**Problem description**
Lines containing the word "kind" are to be copied from the data below.

(Records drawn from a dataset)

------------------------------------------------------------

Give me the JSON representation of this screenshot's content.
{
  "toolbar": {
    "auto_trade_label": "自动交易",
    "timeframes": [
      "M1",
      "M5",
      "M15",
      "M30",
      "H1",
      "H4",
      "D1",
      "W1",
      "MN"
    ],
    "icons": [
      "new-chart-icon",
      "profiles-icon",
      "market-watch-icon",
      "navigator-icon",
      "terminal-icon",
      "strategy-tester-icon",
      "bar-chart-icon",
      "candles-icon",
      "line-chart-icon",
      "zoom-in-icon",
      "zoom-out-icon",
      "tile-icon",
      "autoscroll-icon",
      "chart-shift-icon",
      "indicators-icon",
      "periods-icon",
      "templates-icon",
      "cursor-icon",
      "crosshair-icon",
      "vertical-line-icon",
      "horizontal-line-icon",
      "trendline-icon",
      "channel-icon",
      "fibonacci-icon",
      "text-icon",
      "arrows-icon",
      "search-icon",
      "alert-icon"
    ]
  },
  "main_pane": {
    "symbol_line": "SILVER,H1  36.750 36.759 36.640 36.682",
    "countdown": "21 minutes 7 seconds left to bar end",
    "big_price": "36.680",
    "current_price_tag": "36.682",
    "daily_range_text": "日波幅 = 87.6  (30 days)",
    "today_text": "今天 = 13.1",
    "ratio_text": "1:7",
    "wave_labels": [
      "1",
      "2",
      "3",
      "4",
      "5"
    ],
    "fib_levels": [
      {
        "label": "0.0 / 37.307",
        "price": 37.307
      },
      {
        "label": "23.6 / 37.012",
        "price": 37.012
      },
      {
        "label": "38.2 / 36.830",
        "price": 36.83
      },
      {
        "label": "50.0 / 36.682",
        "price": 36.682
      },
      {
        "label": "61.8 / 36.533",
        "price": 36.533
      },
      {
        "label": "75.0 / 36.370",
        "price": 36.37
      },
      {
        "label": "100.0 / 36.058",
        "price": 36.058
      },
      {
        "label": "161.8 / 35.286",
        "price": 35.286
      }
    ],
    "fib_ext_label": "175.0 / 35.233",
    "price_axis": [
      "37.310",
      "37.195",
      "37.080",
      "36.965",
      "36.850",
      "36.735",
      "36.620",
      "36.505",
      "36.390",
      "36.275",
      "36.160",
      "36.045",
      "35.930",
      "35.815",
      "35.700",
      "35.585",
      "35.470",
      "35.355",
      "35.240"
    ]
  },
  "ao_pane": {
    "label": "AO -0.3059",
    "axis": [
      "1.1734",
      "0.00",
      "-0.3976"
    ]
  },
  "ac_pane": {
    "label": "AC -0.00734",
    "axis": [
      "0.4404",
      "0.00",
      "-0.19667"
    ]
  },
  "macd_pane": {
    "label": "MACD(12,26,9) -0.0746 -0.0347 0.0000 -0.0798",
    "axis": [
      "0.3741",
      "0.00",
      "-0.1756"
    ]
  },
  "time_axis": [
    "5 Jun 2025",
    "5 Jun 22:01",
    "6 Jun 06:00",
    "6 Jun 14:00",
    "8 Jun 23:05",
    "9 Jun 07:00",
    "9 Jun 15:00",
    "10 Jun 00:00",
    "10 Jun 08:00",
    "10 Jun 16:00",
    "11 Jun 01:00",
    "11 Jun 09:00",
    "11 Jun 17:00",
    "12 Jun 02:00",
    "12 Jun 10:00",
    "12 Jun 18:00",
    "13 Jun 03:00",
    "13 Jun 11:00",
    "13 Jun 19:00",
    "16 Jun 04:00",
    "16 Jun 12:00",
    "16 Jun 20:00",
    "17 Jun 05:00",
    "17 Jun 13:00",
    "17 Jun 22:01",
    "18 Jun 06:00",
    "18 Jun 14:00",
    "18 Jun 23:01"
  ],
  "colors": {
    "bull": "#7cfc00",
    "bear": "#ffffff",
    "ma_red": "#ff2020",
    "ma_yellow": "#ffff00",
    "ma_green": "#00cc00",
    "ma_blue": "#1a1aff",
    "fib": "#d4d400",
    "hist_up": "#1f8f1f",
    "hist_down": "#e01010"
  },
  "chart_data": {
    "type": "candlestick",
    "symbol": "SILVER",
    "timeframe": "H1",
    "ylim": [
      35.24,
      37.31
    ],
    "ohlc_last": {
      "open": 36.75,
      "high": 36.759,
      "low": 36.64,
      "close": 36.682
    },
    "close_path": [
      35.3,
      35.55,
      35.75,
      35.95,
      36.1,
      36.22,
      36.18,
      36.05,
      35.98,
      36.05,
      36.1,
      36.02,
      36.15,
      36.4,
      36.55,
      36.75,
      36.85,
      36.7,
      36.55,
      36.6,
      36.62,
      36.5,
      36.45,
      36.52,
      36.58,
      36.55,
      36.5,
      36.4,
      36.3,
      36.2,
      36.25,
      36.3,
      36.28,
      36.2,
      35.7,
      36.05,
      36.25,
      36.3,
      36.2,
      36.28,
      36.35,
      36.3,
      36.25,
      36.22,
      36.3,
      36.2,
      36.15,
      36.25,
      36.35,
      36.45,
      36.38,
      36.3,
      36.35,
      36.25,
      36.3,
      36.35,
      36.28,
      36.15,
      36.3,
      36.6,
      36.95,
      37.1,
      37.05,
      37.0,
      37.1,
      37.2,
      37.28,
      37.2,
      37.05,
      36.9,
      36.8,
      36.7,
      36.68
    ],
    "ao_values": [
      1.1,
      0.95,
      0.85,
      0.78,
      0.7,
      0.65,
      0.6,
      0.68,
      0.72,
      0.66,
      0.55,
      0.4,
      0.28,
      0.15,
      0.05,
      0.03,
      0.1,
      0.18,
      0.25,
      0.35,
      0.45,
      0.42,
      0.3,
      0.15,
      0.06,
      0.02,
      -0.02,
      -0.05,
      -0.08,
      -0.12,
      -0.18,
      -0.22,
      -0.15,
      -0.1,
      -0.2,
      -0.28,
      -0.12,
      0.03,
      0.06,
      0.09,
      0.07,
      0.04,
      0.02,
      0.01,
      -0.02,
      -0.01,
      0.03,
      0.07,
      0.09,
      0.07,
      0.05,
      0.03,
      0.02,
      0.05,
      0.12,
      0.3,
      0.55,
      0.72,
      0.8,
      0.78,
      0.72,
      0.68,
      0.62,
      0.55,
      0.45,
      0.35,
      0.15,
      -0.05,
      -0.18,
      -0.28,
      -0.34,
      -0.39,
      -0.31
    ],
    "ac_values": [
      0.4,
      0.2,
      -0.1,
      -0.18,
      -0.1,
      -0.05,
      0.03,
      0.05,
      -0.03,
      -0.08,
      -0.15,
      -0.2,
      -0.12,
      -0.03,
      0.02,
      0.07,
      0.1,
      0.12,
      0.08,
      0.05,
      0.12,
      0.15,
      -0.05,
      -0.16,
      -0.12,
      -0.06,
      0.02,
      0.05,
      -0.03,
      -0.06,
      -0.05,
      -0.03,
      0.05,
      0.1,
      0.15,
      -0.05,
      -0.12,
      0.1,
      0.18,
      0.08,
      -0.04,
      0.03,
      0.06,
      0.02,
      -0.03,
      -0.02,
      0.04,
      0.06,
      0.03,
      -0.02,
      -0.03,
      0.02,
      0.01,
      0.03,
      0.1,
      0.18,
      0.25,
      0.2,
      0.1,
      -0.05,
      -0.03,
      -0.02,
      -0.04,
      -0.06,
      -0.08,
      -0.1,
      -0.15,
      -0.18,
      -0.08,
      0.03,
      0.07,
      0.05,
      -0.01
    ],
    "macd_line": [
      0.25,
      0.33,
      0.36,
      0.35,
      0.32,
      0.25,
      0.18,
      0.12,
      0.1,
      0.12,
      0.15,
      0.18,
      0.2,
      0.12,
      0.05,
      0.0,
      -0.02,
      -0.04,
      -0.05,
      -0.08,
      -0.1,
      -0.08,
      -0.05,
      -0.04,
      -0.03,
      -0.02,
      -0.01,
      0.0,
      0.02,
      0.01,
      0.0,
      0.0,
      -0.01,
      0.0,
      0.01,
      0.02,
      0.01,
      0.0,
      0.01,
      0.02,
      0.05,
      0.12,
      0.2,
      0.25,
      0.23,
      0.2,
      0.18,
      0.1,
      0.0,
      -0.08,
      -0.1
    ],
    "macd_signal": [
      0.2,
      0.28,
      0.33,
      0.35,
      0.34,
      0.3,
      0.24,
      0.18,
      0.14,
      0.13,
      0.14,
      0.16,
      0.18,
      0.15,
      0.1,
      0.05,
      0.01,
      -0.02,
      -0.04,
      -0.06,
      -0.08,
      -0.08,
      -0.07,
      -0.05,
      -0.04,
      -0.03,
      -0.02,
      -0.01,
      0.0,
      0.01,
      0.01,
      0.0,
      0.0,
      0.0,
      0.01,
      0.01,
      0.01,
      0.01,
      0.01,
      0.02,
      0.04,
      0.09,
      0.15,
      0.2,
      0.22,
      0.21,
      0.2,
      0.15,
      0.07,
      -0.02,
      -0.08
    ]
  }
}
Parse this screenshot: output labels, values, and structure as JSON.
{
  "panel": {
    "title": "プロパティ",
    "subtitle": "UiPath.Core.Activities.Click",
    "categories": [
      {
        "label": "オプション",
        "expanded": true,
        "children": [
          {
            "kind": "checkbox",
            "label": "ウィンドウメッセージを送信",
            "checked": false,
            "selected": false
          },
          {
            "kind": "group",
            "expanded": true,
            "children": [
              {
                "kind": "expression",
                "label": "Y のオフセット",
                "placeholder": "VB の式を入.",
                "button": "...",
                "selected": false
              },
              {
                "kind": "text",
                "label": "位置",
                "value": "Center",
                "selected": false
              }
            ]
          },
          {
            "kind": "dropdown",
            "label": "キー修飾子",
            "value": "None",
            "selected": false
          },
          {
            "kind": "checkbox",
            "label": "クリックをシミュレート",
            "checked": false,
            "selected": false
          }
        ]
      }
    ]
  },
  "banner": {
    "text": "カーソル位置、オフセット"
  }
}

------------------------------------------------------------

**Solution to the exercise**
            "kind": "checkbox",
            "kind": "group",
                "kind": "expression",
                "kind": "text",
            "kind": "dropdown",
            "kind": "checkbox",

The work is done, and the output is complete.